[Dataset rows describing interfaces]
---

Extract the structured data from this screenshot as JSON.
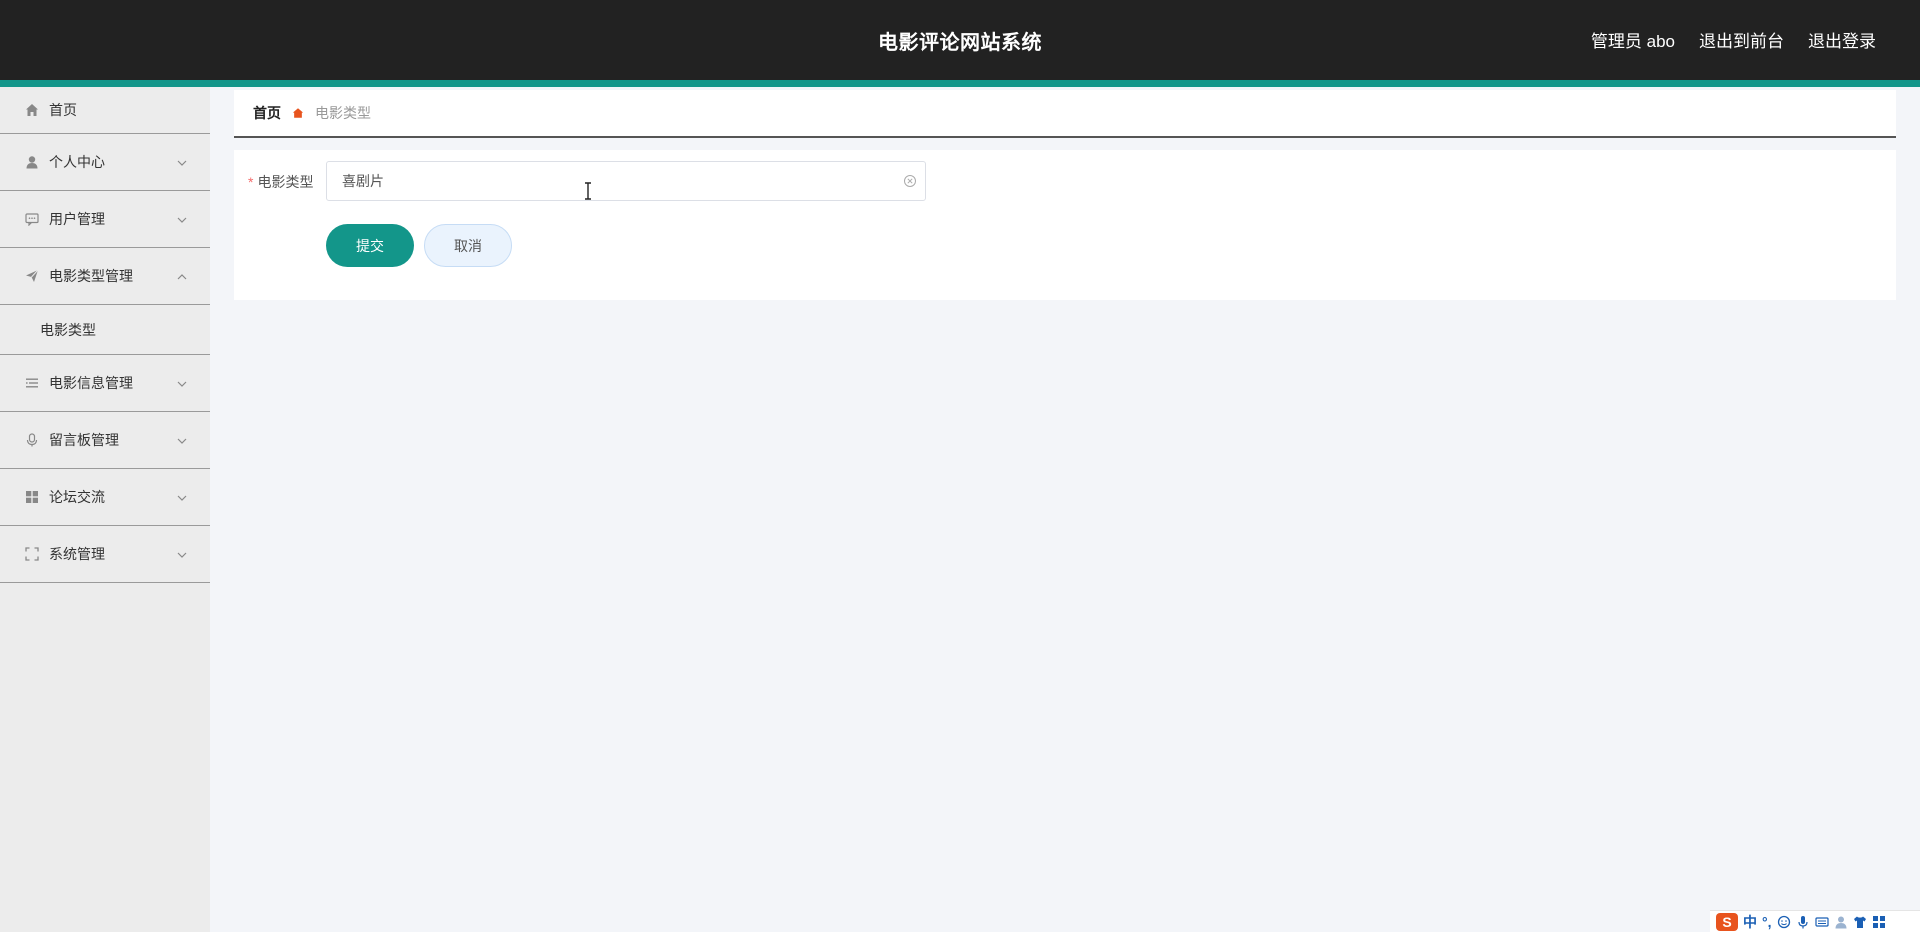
{
  "header": {
    "title": "电影评论网站系统",
    "admin_label": "管理员 abo",
    "front_label": "退出到前台",
    "logout_label": "退出登录",
    "accent_color": "#13968a"
  },
  "sidebar": {
    "items": [
      {
        "label": "首页",
        "icon": "home-icon"
      },
      {
        "label": "个人中心",
        "icon": "user-icon"
      },
      {
        "label": "用户管理",
        "icon": "chat-icon"
      },
      {
        "label": "电影类型管理",
        "icon": "send-icon",
        "expanded": true
      },
      {
        "label": "电影信息管理",
        "icon": "list-icon"
      },
      {
        "label": "留言板管理",
        "icon": "mic-icon"
      },
      {
        "label": "论坛交流",
        "icon": "grid-icon"
      },
      {
        "label": "系统管理",
        "icon": "fullscreen-icon"
      }
    ],
    "sub_item": "电影类型"
  },
  "breadcrumb": {
    "home": "首页",
    "current": "电影类型"
  },
  "form": {
    "field_label": "电影类型",
    "required_mark": "*",
    "field_value": "喜剧片",
    "submit_label": "提交",
    "cancel_label": "取消"
  },
  "ime": {
    "logo": "S",
    "mode": "中",
    "punct": "°,"
  }
}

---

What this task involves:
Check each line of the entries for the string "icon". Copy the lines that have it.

Problem solution:
        "icon": "home-icon"
        "icon": "user-icon"
        "icon": "chat-icon"
        "icon": "send-icon",
        "icon": "list-icon"
        "icon": "mic-icon"
        "icon": "grid-icon"
        "icon": "fullscreen-icon"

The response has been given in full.